You follow the trajectory of this neurotic woman’s character, you sense the tragedy ready to implode within her and you fine-tune your senses to hear what she is really trying to say beyond the ‘doesn’t-that-count-in-my-favour’ question.
What this woman is actually trying to do is something very simple – she is beseeching, even begging, for understanding, for empathy, from a world which has cast her in a role she is not fully willing or happy to play. She is ok with that role, she has played it for several years, but there are other roles she wants to explore. What is notable about this scene is the look of sheer despair she wears because not even the person she loves and connects with most is able to understand or accept her as she is. If that isn’t defeating, I dunno what is.

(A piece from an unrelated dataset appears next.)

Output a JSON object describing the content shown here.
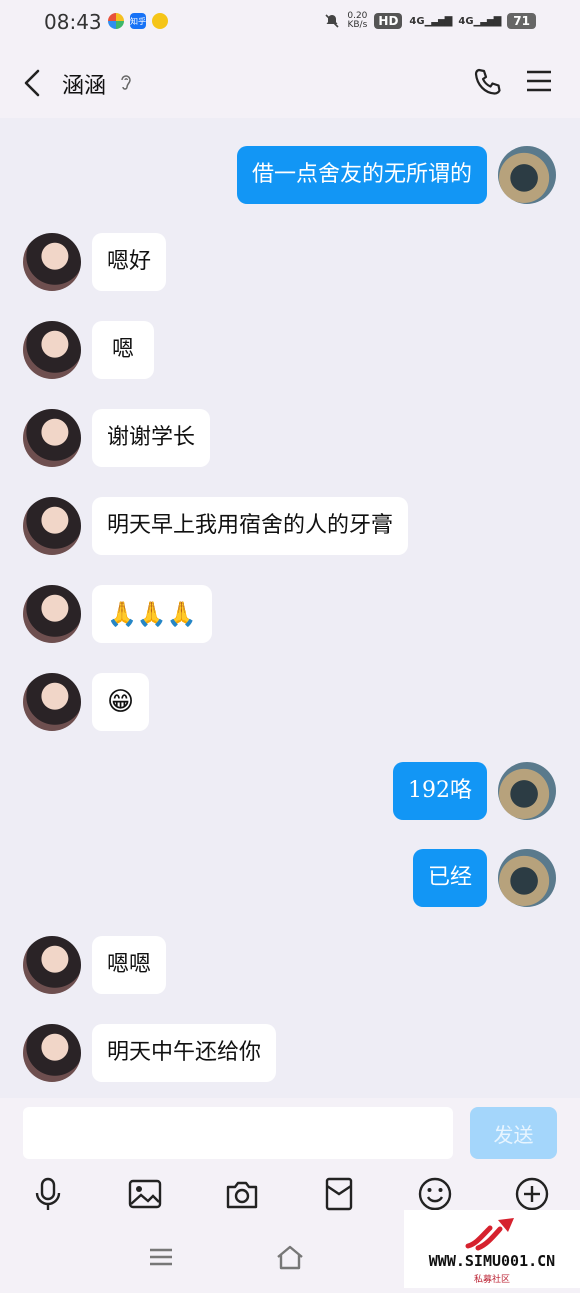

This isn’t really a feminist rant about a woman’s need to determine her own selfhood. Much has been written about all this and my writing a few feeble lines will not change anyone’s perspective. What is perhaps more imp is how intolerant, how unforgiving, we are of those who don’t confirm to the stereotypes we bear in mind. Time and time again, we exact a price for their non-conformity even when we think we don’t.

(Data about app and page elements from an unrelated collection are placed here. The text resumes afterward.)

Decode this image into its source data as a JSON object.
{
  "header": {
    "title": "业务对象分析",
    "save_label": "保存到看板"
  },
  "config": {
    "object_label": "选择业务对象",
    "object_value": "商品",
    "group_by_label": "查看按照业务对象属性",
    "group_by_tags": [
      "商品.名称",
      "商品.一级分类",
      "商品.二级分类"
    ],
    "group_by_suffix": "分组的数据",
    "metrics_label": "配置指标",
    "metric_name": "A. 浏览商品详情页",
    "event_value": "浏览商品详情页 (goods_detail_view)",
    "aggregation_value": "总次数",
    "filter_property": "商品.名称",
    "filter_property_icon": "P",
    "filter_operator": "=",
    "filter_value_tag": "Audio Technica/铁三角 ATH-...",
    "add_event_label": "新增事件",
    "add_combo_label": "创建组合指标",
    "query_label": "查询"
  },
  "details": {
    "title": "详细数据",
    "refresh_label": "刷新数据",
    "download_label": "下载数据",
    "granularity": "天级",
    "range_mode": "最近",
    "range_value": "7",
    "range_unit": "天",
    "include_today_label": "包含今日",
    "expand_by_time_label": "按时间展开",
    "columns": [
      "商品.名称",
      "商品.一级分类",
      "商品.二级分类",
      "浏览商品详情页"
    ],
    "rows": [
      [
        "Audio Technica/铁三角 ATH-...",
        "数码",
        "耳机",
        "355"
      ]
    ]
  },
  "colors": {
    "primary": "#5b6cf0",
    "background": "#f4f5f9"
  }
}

A lot of the times I write a post, I wonder how D would react were she to ever read it. I don’t know if she ever will. What I do know is, I’d like her to know and love her mother as she was. After all she is my flesh and blood, not one of the 250 friends people have on their FB lists.
I have some strict notions about motherhood, as opposed to parenthood. Parenting is a dual function, mothering is not. For me, motherhood is about putting your child ahead of your needs. Period. How many times you do this in a lifetime is immaterial. It is about taking a backseat, giving up things, so that your child can run. Once or twice, you follow your dreams; mostly you give them up. So, you say no to outstation deputations because your child is young, you refuse prestigious offers of heading departments because it will entail 13-hr workdays, you shake your head to opportunities to work with the best minds in the industry because the father is travelling and you're required at home. Thus the years fly by.

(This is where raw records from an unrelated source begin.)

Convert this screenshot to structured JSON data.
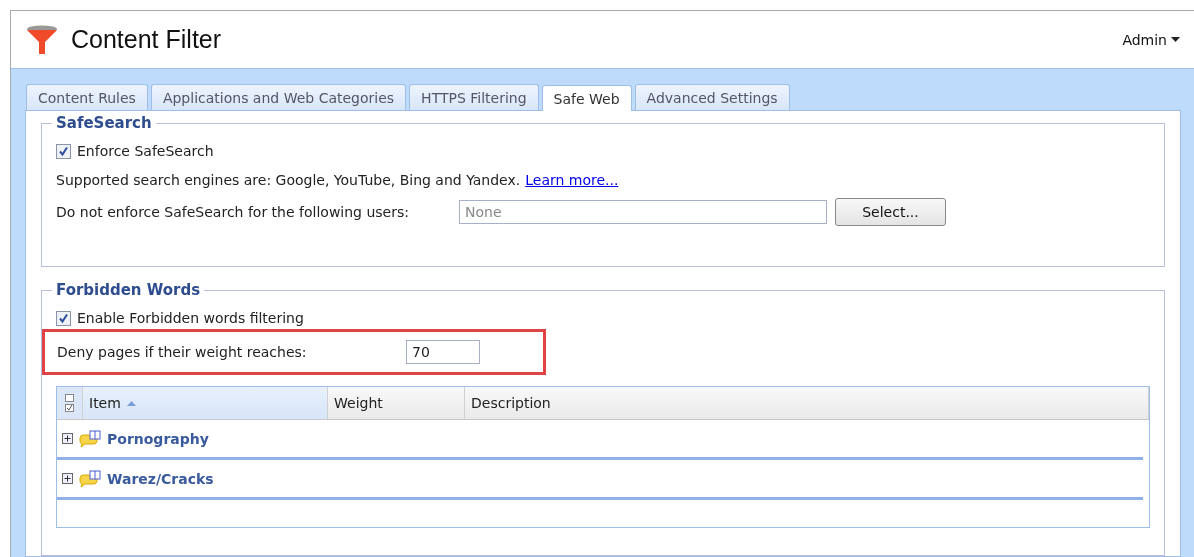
{
  "header": {
    "title": "Content Filter",
    "user_menu": "Admin"
  },
  "tabs": [
    {
      "label": "Content Rules",
      "selected": false
    },
    {
      "label": "Applications and Web Categories",
      "selected": false
    },
    {
      "label": "HTTPS Filtering",
      "selected": false
    },
    {
      "label": "Safe Web",
      "selected": true
    },
    {
      "label": "Advanced Settings",
      "selected": false
    }
  ],
  "safesearch": {
    "legend": "SafeSearch",
    "enforce": {
      "label": "Enforce SafeSearch",
      "checked": true
    },
    "info": "Supported search engines are: Google, YouTube, Bing and Yandex.",
    "link": "Learn more...",
    "exclude_label": "Do not enforce SafeSearch for the following users:",
    "exclude_field": {
      "placeholder": "None"
    },
    "select_button": "Select..."
  },
  "forbidden_words": {
    "legend": "Forbidden Words",
    "enable": {
      "label": "Enable Forbidden words filtering",
      "checked": true
    },
    "deny": {
      "label": "Deny pages if their weight reaches:",
      "value": "70",
      "highlighted": true
    },
    "table": {
      "columns": [
        {
          "label": "Item",
          "sorted": true
        },
        {
          "label": "Weight",
          "sorted": false
        },
        {
          "label": "Description",
          "sorted": false
        }
      ],
      "rows": [
        {
          "label": "Pornography",
          "expanded": false
        },
        {
          "label": "Warez/Cracks",
          "expanded": false
        }
      ]
    }
  }
}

But if such giving up implies doing it with a grin and a sunny demeanour, I’ll be damned. You cannot sit back and watch opportunities fly by and turn around to admire how wonderful your child is doing at swimming. No, you can’t. And the truth is, there is nothing wrong or bloody criminal about occasionally feeling sad or disappointed. What is galling is when the world expects you to give up things and accept it with equanimity simply because you were born with a uterus. Is motherhood or womanhood a Phd course where you are tutored to annihilate your ego and selfhood to the extent that you function in society solely as the roles you can play as a mother or wife? If so, what of those women who flunk the Phd programme? What becomes of these perennial outsiders? Is there any hope of redemption or empathy for them?